and thereby depoliticizes women's experiences of domestic
violence and their attempts at seeking help through powerful
institutions entrenched in patriarchal paradigms and dictatorial
era mentalities. It also brings to light some important questions
about reconciliation: Is reconciliation possible in situations
where there is such a vast imbalance of power between the
parties entering into the process? Is reconciliation possible
when one of those parties is ordered to enter into the process
by a court of law? Most of the women I have interviewed reported
discriminatory and abusive experiences surrounding their attempts
to seek protection from police and make judicial cases against
abusive intimate partners.
Women survivors have disclosed that in their experiences the
judicial system is not sensitized to the issue, nor are officials
adequately trained in how to handle such cases fairly. The
courts often take an inordinately long time to hand down verdicts,
and the process is overly dependent on the individual judge
and court officials with whom one is in contact. Women report
that some judges are very machista and are immediately partial
to the male abuser. In many cases, when informants did not
have proper legal representation and/or institutional support,
they were not successful in getting any kind of attention
to their cases.
In this way, women in Chile still suffer violence at the level
of the state, because of state and institutional on-going
neglect for fully ensuring women's rights as equal citizens,
which serves to maintain inequality in intimate relationships
and in institutions, and to replicate these gender-based inequalities
and the legacies of state and domestic violence on which they
are founded. This does not imply that the state bears sole
responsibility for gender inequality and the causes and consequences
thereof; however, the lack of a fully democratic justice system,
related to the human rights abuses and violence of Pinochet's
dictatorship, dramatically and negatively influences women's

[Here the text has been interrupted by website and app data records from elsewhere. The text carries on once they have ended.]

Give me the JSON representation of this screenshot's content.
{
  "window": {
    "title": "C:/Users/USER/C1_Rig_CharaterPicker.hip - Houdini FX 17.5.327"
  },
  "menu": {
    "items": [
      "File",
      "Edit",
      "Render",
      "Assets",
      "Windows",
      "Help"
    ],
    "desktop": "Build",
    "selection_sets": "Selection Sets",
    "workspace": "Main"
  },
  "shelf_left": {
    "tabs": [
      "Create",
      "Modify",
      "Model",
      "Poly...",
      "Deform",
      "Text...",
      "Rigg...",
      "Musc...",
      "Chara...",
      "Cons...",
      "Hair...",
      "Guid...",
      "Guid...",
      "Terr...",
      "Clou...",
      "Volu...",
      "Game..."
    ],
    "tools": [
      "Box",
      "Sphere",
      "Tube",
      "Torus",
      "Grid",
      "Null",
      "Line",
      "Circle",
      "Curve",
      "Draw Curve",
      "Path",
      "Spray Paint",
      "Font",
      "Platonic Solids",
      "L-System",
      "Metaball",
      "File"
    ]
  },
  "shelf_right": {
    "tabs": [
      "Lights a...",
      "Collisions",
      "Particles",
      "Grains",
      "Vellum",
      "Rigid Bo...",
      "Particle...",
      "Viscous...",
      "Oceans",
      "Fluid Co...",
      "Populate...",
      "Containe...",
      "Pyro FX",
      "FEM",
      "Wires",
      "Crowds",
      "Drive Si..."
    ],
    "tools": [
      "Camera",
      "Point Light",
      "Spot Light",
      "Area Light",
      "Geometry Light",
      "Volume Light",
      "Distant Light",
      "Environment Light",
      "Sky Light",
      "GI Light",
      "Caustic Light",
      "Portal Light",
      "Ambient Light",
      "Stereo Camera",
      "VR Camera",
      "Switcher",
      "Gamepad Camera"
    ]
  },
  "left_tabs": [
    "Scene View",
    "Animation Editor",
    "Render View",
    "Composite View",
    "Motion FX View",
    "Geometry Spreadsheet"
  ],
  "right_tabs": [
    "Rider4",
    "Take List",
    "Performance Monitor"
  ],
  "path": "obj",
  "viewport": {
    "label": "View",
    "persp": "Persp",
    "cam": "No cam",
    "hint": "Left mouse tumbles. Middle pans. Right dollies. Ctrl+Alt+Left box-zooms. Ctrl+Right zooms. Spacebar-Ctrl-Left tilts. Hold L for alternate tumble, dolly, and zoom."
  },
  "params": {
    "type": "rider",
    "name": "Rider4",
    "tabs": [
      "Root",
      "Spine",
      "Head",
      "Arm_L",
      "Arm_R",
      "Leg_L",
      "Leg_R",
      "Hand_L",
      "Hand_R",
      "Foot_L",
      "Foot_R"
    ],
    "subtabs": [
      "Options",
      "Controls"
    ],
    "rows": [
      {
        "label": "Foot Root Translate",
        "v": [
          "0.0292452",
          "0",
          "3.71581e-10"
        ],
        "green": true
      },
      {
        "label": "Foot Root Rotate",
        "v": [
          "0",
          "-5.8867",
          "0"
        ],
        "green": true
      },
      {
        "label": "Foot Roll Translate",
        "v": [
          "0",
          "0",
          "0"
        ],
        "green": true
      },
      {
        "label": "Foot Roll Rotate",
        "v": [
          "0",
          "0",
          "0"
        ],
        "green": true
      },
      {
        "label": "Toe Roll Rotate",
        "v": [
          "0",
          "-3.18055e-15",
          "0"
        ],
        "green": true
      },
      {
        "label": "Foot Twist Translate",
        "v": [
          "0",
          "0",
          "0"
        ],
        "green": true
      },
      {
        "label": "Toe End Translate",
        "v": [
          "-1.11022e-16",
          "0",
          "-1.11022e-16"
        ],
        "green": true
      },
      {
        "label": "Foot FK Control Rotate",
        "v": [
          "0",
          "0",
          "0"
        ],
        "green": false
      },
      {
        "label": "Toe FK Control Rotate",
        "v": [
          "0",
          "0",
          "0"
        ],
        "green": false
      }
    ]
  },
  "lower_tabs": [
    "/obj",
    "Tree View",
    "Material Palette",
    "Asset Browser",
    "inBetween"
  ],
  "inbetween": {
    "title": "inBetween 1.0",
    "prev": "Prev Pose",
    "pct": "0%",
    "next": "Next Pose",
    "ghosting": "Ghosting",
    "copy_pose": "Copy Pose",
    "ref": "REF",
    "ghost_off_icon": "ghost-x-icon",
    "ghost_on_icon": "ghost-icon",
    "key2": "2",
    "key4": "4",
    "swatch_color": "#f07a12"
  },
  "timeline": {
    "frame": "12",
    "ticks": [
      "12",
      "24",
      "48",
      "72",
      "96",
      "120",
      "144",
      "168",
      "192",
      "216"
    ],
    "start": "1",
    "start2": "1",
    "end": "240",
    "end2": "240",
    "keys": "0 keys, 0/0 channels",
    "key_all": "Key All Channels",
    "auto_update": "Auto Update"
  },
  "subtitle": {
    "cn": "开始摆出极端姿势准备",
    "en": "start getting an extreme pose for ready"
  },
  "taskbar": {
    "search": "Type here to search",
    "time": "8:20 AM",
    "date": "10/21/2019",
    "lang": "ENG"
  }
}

experiences of domestic violence and attempts at recovery,
and plays an important role in maintaining patriarchal power
structures and reproducing the status quo.